From the collection of Tom Carter
Gaither Carlton was born February 3, 1901, the baby in a family of nine children. Many of them, as well as his parents and grandfather, either sang or played an instrument. But Gaither, being too shy to ask for assistance, became a self-taught musician even in childhood. He was what we would, no doubt, today deem a “prodigy.” When I was very small, having been blessed to be born into his world as his granddaughter, I would beg him to play the fiddle for me. His reply was always, “I will if you’ll dance for me.” Then he’d play “Pop Goes the Weasel” or “Fisher’s Hornpipe,” and I’d hit the floor. His gentleness and humility made a profound impression on me, as it did on many others when he began to tour as stage partner to my father (Doc Watson) during the early days of the Folk Music Revival. In a world where it seems one can rarely say it in honesty, Gaither Carlton was a good man. He didn’t drink, smoke, curse, gossip, yell, or fight. He was slow to anger. He was kind to his wife, his children, and to strangers. Grandpa was promoted to a position in God’s old-time music band in June of 1972, not too long after Tom Carter did these recordings of him. But thanks to Tom’s sensitivity and foresight and the Field Recorders Collective’s dedication, my dear sweet “Paw-Paw” sits among us once again, vividly sharing his love and beautiful spirit through the portrait of his music. What a blessing! – Nancy E. Watson

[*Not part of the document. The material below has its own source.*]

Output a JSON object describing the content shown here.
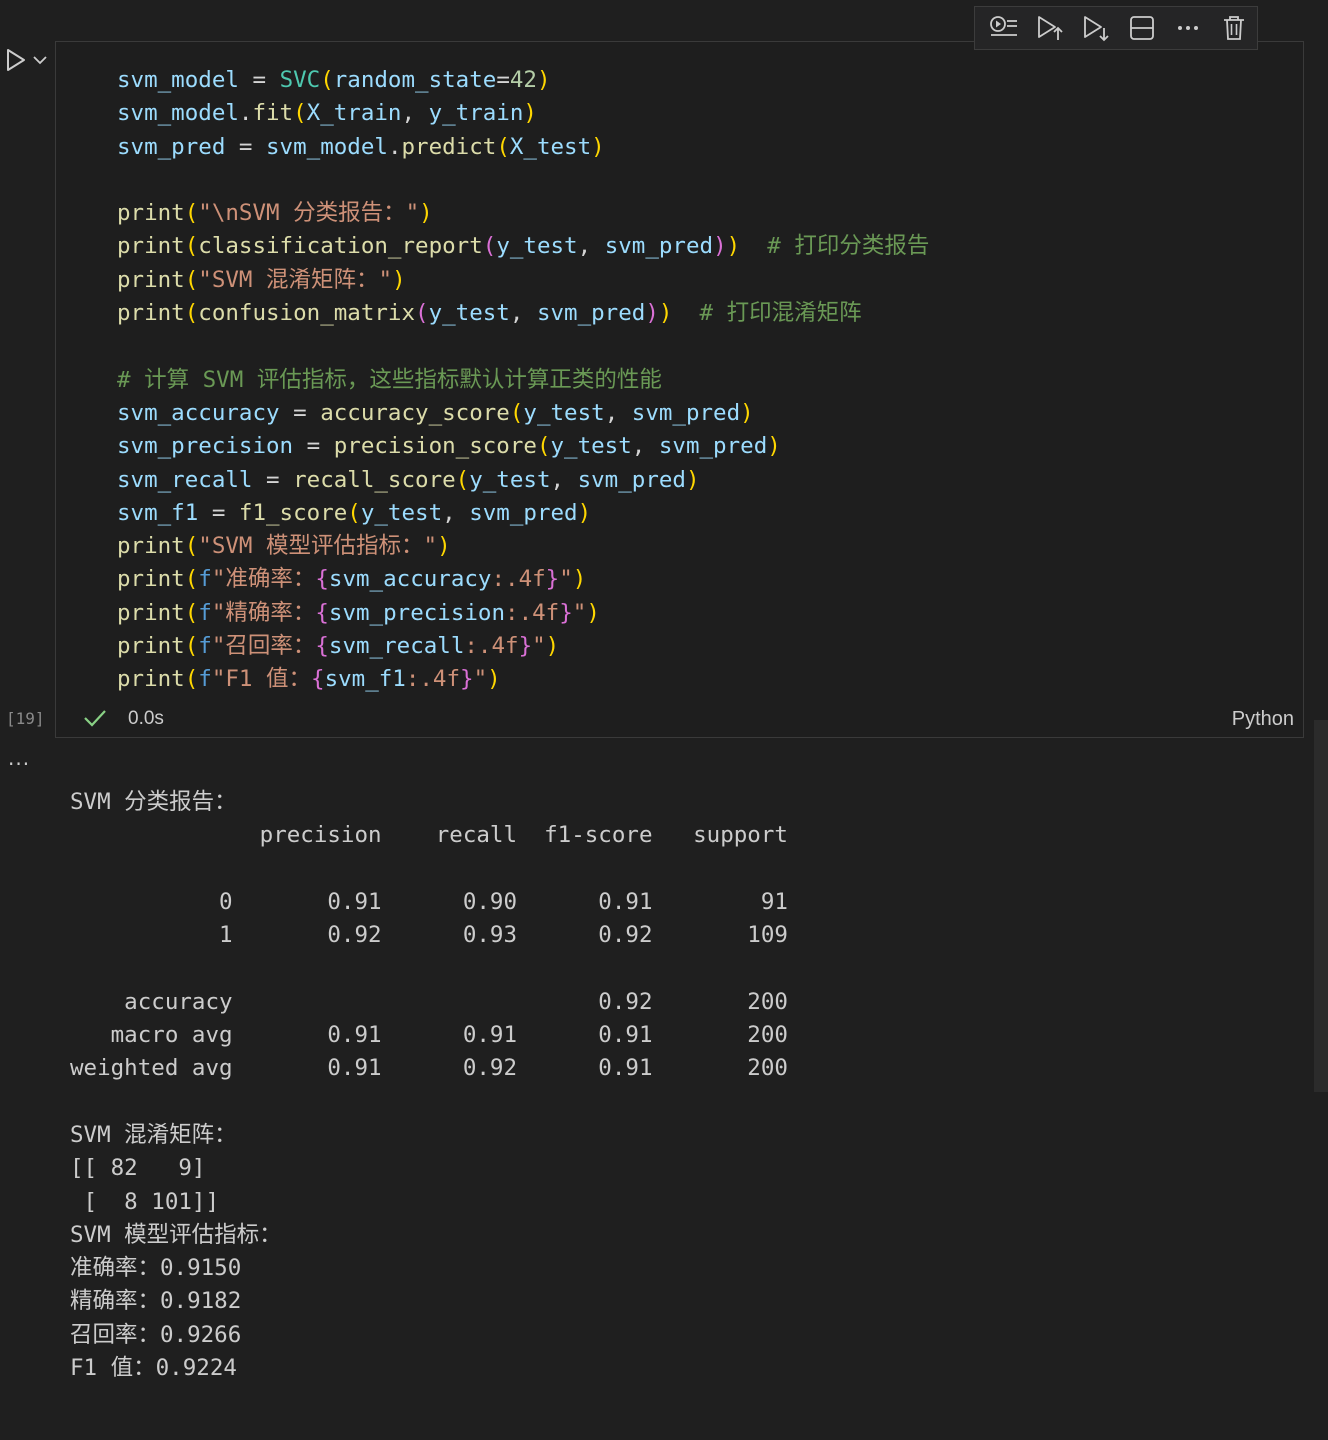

PLEASE NOTE: This CD contains previously unreleased material and does not duplicate any existing releases.
Additional Article: Wikipedia Entry for Gaither Carlton